----- Data
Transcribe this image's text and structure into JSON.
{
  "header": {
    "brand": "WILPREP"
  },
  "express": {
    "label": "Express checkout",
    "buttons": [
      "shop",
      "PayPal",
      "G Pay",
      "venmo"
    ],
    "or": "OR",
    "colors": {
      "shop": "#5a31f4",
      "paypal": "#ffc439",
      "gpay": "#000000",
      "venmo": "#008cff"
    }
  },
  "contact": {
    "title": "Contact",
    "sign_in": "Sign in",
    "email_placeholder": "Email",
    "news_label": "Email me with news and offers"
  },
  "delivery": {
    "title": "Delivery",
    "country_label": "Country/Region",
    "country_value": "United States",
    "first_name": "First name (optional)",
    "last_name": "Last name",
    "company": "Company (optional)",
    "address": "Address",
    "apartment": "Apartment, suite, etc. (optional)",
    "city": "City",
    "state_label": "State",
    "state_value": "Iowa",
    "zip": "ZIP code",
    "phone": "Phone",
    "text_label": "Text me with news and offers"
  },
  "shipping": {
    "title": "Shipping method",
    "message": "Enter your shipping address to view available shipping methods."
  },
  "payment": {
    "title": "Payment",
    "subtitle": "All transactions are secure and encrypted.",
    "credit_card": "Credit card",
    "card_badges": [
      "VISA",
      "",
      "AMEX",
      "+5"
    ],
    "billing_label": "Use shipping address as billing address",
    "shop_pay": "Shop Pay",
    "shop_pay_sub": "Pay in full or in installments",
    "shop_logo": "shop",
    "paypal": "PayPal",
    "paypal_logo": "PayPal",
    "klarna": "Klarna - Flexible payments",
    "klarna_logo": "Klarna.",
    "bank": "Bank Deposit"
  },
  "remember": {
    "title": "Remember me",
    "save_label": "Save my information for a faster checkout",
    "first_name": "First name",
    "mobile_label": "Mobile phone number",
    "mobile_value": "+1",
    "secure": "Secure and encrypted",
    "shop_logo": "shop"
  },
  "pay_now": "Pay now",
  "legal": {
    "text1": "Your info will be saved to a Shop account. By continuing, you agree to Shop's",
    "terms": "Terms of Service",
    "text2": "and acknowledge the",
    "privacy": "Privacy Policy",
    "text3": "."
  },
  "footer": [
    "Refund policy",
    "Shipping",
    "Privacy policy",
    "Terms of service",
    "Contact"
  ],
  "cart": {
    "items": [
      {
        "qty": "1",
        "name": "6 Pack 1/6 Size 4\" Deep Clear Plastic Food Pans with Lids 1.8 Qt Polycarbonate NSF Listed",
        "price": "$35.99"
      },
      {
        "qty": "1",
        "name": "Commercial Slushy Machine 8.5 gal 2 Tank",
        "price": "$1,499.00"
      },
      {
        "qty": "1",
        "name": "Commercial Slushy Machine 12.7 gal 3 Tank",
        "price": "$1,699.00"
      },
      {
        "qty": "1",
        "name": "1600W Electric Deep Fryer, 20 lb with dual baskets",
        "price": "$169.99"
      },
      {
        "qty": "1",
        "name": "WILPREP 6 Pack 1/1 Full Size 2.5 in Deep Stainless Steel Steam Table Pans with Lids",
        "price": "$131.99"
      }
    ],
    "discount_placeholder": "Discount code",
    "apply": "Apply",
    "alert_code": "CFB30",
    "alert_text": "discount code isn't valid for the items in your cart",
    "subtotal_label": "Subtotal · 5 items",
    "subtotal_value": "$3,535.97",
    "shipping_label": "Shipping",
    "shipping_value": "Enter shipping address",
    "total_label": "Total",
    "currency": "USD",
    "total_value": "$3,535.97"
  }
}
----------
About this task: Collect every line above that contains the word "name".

Written response:
    "first_name": "First name (optional)",
    "last_name": "Last name",
    "first_name": "First name",
        "name": "6 Pack 1/6 Size 4\" Deep Clear Plastic Food Pans with Lids 1.8 Qt Polycarbonate NSF Listed",
        "name": "Commercial Slushy Machine 8.5 gal 2 Tank",
        "name": "Commercial Slushy Machine 12.7 gal 3 Tank",
        "name": "1600W Electric Deep Fryer, 20 lb with dual baskets",
        "name": "WILPREP 6 Pack 1/1 Full Size 2.5 in Deep Stainless Steel Steam Table Pans with Lids",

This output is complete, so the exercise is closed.